I lifted my visor, craned my neck and asked with a smile, “Lake?”. The two old men who seemed to be happily chatting away looked up with a confused expression on their face. When I said ‘Eri’ (Lake in Tamil), one of them walked up with a smile. “Not Lake, it’s Little England”, he said, and pointed his hand down the road to Thally Lake. I had read in many websites that Thally is referred to as Little England, which I felt was coined by the so called ‘travel influencers’. But, surprisingly that wasn’t the case, as most locals too refer to Thally as Little England, probably because of its serene setting with lakes and open farmlands.
The ride beyond Hosur was a picturesque one with blue skies, thick canopy formed by the lined-up trees, intermittent villages, sporadic farms sprawling on either side of the meandering road, and the occasional livestock that made me slow down.
Had the first glimpse of the expansive lake as I entered Thally village, but it hardly looked like a village, with numerous shops, pushcarts and vehicles. A narrow mud road from where the old man guided, led me to the lake. With lush greenery lounging along the fringes, the tranquil lake was absolutely captivating. The quite surroundings were infiltrated by a couple of men having a dip in the waters and laughter of a few boys enjoying their camaraderie. The lone tree here with a stone platform is an ideal place to gaze in oblivion at the placid lake. A while later, I took a stroll along the shore of the lake, which led me into bushes.
Shortly after that, I headed back to explore the opposite shore, which was laced with open farmlands. Narrow muddy tracks led to the farmlands, where I parked my bike and walked across. The spectacular sunset with a silver lining caught my attention as I trudged forward, oblivious to the fact that I was walking on a ploughed and uneven surface. Standing by the shore and gazing at the setting sun that played peek-a-boo behind the clouds, I could hear people chattering and walking towards me. Two local men who had come to check their farmland had walked up to see a new visitor grazing their land. Warm and friendly, we spoke about the dead fishes that had washed up the shore and about the next farming season. They also advised against visiting Devarabetta Hill, which offers an aerial view of Thally Lake and surroundings. It was quite late, and apparently the place is not safe after sunset.

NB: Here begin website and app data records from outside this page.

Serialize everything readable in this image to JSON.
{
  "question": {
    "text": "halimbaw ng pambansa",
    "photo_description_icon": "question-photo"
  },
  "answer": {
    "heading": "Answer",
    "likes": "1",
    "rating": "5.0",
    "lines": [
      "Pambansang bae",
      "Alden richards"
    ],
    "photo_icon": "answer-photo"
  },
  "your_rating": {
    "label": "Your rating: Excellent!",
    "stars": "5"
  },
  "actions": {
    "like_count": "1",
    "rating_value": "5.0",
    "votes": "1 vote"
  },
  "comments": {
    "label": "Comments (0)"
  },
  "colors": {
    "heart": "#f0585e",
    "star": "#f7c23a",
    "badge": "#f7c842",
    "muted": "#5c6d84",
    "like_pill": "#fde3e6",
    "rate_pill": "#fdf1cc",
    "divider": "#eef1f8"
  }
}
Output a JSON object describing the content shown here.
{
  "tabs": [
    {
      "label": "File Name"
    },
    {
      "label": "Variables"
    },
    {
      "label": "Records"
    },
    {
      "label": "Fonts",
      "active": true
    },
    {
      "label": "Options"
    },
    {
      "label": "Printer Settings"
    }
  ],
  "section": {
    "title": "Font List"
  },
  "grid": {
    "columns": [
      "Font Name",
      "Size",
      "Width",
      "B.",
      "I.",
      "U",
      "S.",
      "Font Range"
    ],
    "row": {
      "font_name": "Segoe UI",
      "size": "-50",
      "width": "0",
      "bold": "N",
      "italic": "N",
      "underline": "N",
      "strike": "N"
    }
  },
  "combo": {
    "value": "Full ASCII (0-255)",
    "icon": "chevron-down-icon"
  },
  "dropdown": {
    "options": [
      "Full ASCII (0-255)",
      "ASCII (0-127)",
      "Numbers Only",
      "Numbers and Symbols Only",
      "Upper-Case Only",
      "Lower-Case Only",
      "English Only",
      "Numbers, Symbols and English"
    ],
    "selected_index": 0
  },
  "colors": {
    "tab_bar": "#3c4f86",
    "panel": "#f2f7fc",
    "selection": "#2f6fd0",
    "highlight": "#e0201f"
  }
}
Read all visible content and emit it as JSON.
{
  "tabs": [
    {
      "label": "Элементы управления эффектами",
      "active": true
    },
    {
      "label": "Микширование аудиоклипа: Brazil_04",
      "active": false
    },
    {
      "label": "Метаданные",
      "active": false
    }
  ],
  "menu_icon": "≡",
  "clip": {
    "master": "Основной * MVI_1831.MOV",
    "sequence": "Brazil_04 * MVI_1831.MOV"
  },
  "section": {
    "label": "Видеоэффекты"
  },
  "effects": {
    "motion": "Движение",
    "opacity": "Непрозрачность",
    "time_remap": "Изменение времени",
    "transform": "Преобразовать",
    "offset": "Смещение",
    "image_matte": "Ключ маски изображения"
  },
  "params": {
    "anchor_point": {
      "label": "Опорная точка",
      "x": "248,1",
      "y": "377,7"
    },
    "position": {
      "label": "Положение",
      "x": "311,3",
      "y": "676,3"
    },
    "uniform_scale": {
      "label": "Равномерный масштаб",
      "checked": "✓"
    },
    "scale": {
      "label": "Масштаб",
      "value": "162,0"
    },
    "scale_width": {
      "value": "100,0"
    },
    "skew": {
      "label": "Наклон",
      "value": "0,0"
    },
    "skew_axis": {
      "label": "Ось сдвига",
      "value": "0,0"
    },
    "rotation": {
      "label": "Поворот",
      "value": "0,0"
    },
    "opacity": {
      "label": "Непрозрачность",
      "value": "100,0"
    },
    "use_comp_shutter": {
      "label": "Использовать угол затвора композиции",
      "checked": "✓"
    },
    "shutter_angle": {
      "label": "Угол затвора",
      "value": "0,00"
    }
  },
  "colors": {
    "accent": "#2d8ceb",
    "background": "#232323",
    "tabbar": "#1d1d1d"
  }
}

Taking in the final glimpses of the setting sun and the placid lake, I walked back on the narrow path to my bike, and bade goodbye to the two men and ‘Little England’.
There isn't much to explore in Thally beyond the lake and the farmlands, but it definitely makes a wonderful day trip from Bangalore.
How to reach Thally:
Thally lake is 55 km from Bangalore, and the closest main town in Hosur, 32 km away. Though are buses from Hosur to Thally, it is recommended to take your private vehicle to visit the lake, as the buses are not frequent.